◆ Aim of the task ◆
Scan the entries and state how many lines contain "value". Write no other text.

::: Task inputs

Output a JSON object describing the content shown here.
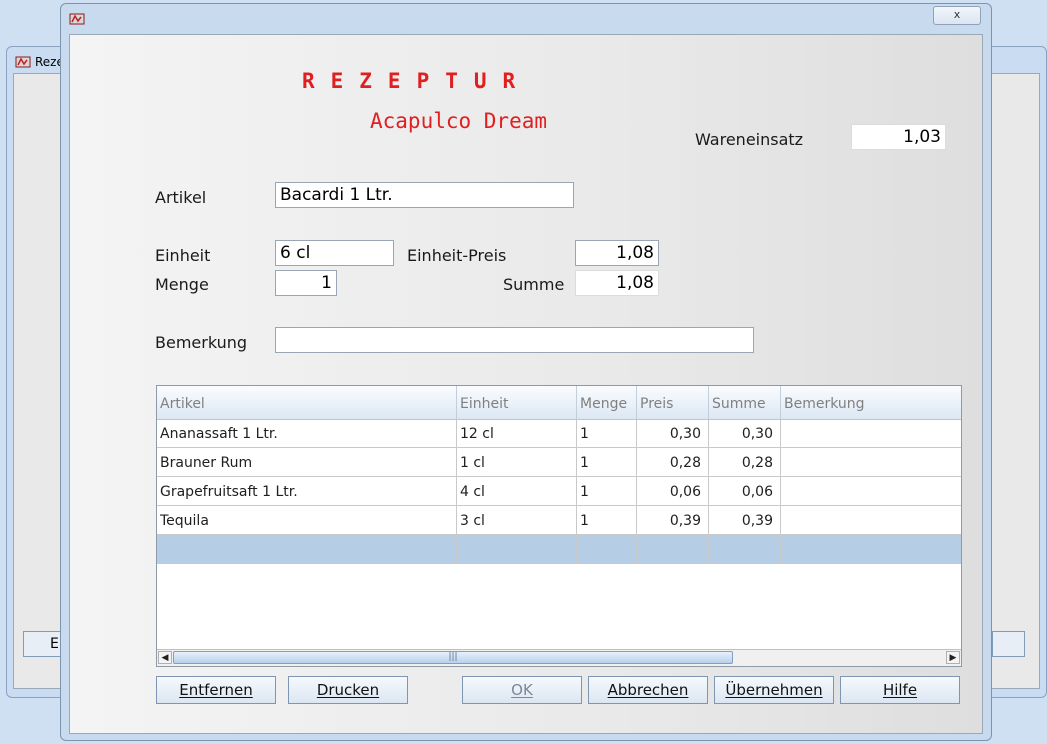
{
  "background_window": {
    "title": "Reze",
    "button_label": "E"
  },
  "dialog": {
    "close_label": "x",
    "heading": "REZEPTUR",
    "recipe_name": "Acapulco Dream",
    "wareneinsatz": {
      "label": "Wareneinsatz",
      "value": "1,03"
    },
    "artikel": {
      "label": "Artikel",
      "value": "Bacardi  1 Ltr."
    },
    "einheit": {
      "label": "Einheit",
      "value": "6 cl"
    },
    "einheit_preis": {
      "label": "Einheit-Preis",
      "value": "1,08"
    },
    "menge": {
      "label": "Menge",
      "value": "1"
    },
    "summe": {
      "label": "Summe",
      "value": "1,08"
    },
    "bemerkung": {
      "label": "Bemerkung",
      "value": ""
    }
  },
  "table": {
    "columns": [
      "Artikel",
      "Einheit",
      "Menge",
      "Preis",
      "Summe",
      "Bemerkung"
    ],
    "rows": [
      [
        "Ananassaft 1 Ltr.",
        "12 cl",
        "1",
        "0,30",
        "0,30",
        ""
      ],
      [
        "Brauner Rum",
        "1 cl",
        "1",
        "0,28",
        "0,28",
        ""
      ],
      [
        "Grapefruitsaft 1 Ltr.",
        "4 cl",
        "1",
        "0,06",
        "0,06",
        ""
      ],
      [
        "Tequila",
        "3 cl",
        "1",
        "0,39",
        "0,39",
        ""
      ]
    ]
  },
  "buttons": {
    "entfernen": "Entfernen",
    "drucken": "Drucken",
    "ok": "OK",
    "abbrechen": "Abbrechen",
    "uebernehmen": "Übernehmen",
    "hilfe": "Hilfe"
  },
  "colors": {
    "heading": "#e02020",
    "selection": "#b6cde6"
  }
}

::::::
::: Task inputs

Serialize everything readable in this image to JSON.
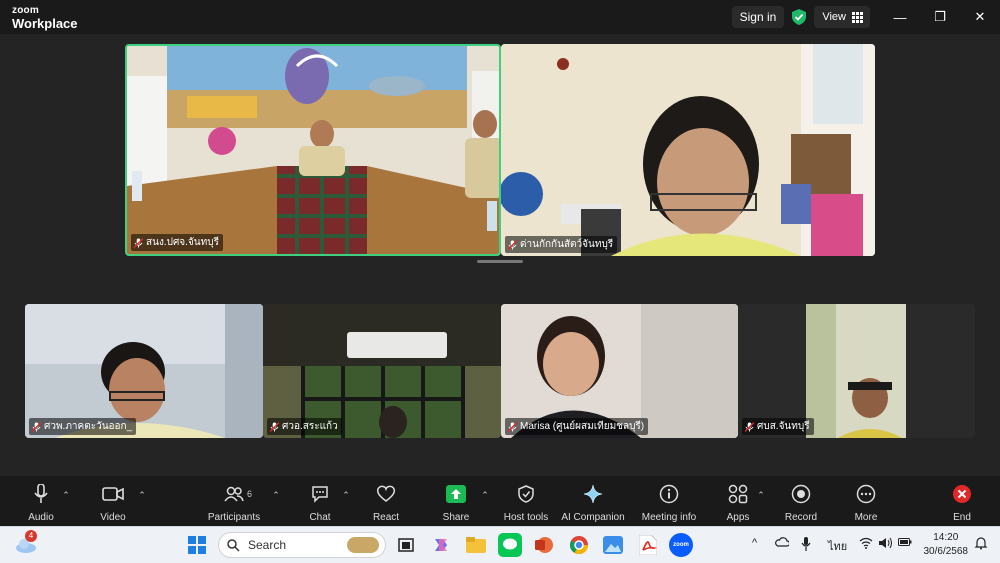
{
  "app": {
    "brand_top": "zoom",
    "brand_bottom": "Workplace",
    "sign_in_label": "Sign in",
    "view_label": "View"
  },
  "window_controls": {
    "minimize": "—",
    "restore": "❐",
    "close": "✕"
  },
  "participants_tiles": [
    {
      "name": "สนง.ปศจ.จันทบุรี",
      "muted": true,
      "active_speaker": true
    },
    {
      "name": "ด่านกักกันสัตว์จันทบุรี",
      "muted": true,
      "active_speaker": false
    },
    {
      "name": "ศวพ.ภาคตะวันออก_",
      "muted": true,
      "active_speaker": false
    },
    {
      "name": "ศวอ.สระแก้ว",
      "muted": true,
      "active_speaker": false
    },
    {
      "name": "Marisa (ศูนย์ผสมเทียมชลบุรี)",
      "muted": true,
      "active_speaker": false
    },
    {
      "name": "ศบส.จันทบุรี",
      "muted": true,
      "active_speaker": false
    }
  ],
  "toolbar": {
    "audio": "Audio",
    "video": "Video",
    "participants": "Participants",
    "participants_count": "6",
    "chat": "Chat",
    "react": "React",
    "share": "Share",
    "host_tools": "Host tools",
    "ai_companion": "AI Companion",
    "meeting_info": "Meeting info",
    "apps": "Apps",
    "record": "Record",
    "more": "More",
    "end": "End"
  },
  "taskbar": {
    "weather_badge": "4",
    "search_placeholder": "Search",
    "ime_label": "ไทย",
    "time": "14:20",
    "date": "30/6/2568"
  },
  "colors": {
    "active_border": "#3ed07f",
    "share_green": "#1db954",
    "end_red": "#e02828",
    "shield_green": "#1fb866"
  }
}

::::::

◆ Answer to this task ◆
7